3. Start Slow – Starting out too aggressively may result in injury. Doing too much too soon is not good for your body and will not provide instant results. Exercise should be a lifelong habit so it should be sustainable and something you can stick with. Slowly progress the time you exercise and the weight you use.
4. Plan a Balanced Routine – a good exercise routine will contain some cardiovascular activity, strength conditioning and stretching.
- When starting out with cardiovascular activity like walking, running or the elliptical, shoot for 20-30 minutes at a pace where you can carry on a conversation if you had to but couldn’t sing a song. If you can sing, you aren’t going fast enough. For heart health, the American Heart Association recommends 30 minutes of moderate intensity physical activity on most days of the week. According to the CDC, moderate intensity means your heart rate should be between 50% - 70% of your maximum heart rate. An approximate way to calculate your maximum heart rate is to subtract your age from 220.
- Strength conditioning should be done at least twice a week. Start with working each major muscle group with a weight that you can lift for 10-12 repetitions with the last reps being very difficult. Don’t work the same muscle group on consecutive days and be sure to warm up with a 5 minute walk or other dynamic activity prior to strength training.
- Stretching should be done after each workout. Static stretches for each major muscle group should be held for 10-30 seconds.

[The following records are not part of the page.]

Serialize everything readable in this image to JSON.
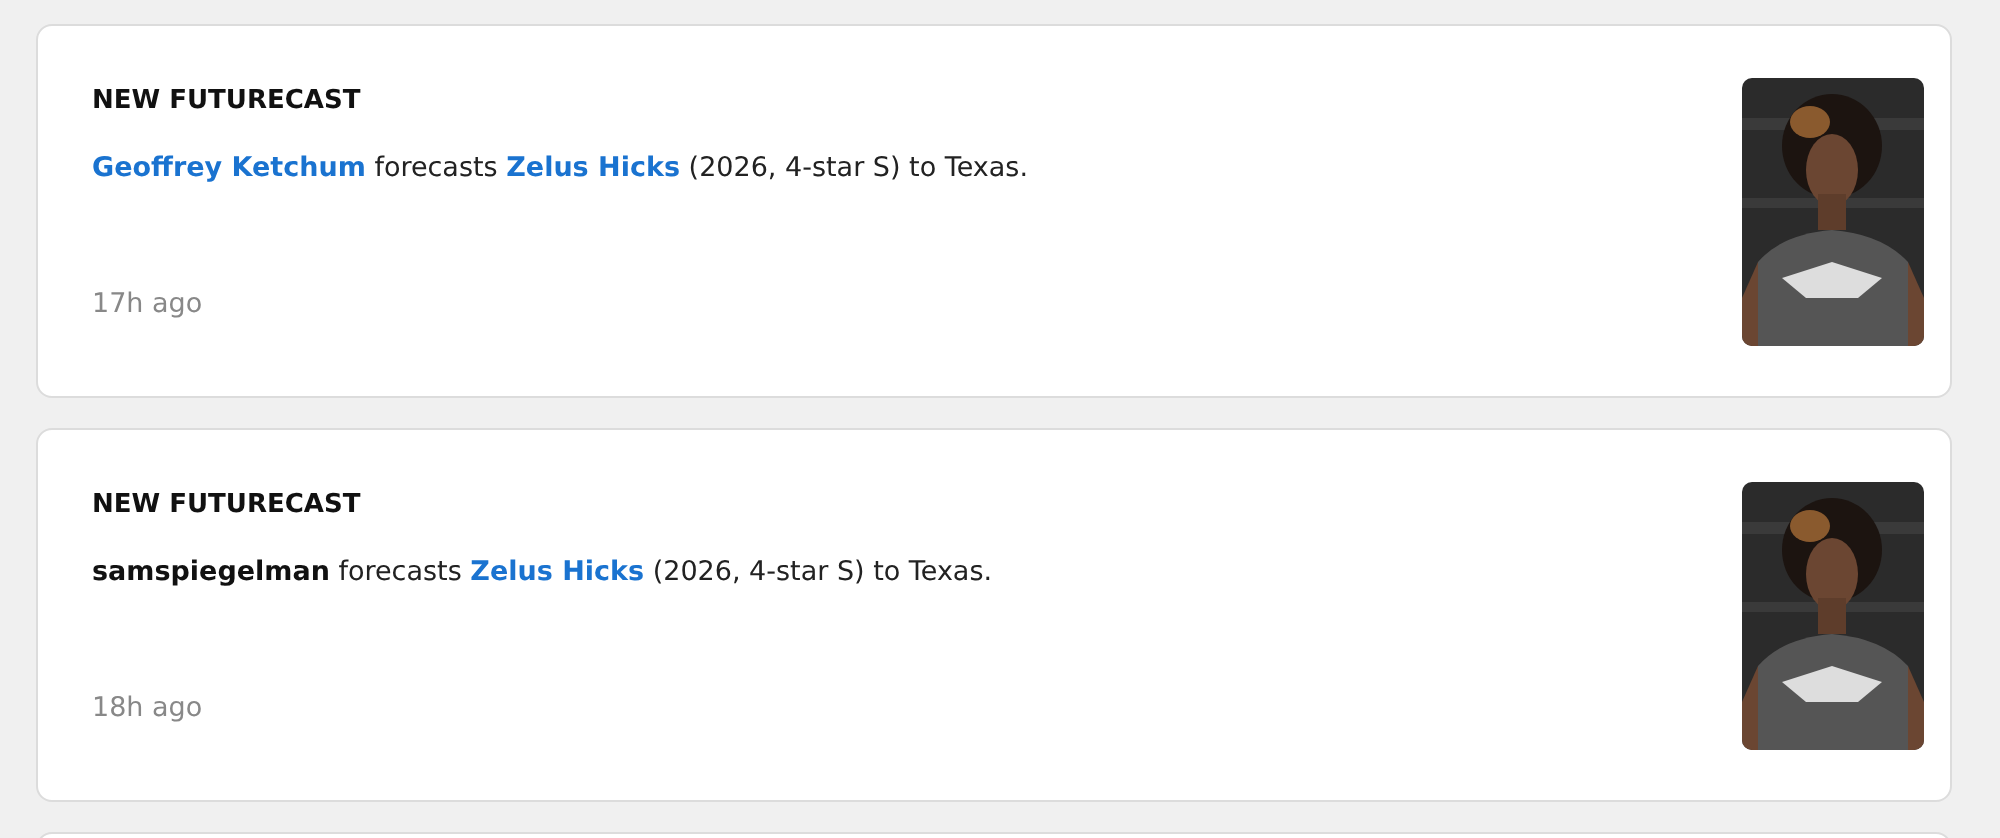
{
  "feed": [
    {
      "title": "NEW FUTURECAST",
      "sentence": [
        {
          "kind": "link",
          "text": "Geoffrey Ketchum"
        },
        {
          "kind": "text",
          "text": "forecasts"
        },
        {
          "kind": "link",
          "text": "Zelus Hicks"
        },
        {
          "kind": "text",
          "text": "(2026, 4-star S) to Texas."
        }
      ],
      "time": "17h ago"
    },
    {
      "title": "NEW FUTURECAST",
      "sentence": [
        {
          "kind": "bold",
          "text": "samspiegelman"
        },
        {
          "kind": "text",
          "text": "forecasts"
        },
        {
          "kind": "link",
          "text": "Zelus Hicks"
        },
        {
          "kind": "text",
          "text": "(2026, 4-star S) to Texas."
        }
      ],
      "time": "18h ago"
    }
  ]
}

Don’t be intimidated by all the information, all of the gym equipment or all the different ways to exercise! It can be as simple as adding walking 20-30 minutes to your day. Follow the tips above to get started. Want more information and to get a workout created especially for you? Contact a LivRite personal trainer today!
Topics: LivRite News
Looking for great upbeat Christian workout music? It can be hard to find but with apps like Apple music and Spotify it's never been easier to make playlists featuring upbeat christian workout songs.
The following list is our top 8 christian songs with great beats to listen to during your next workout. Click on the song title to listen on youtube and Click here to listen to this playlist on Spotify
8. Start Over (Flame feat. NF)
7. The Gospel (Bizzle)
6. Build Your Kingdom Here (The Rend Collective)
5. I'm Turnt (Lecrae)
4. Feel Invincible (Skillet)
3. Ooh ahh (Grits feat. Toby Mac)
2. God's Not Dead (Newsboys)
1. Coming in hot (Andy Mineo ft. Lecrae)
What do you think of our playlist? Are some of these songs in your workout mix? Let us know on Facebook.
Topics: LivRite News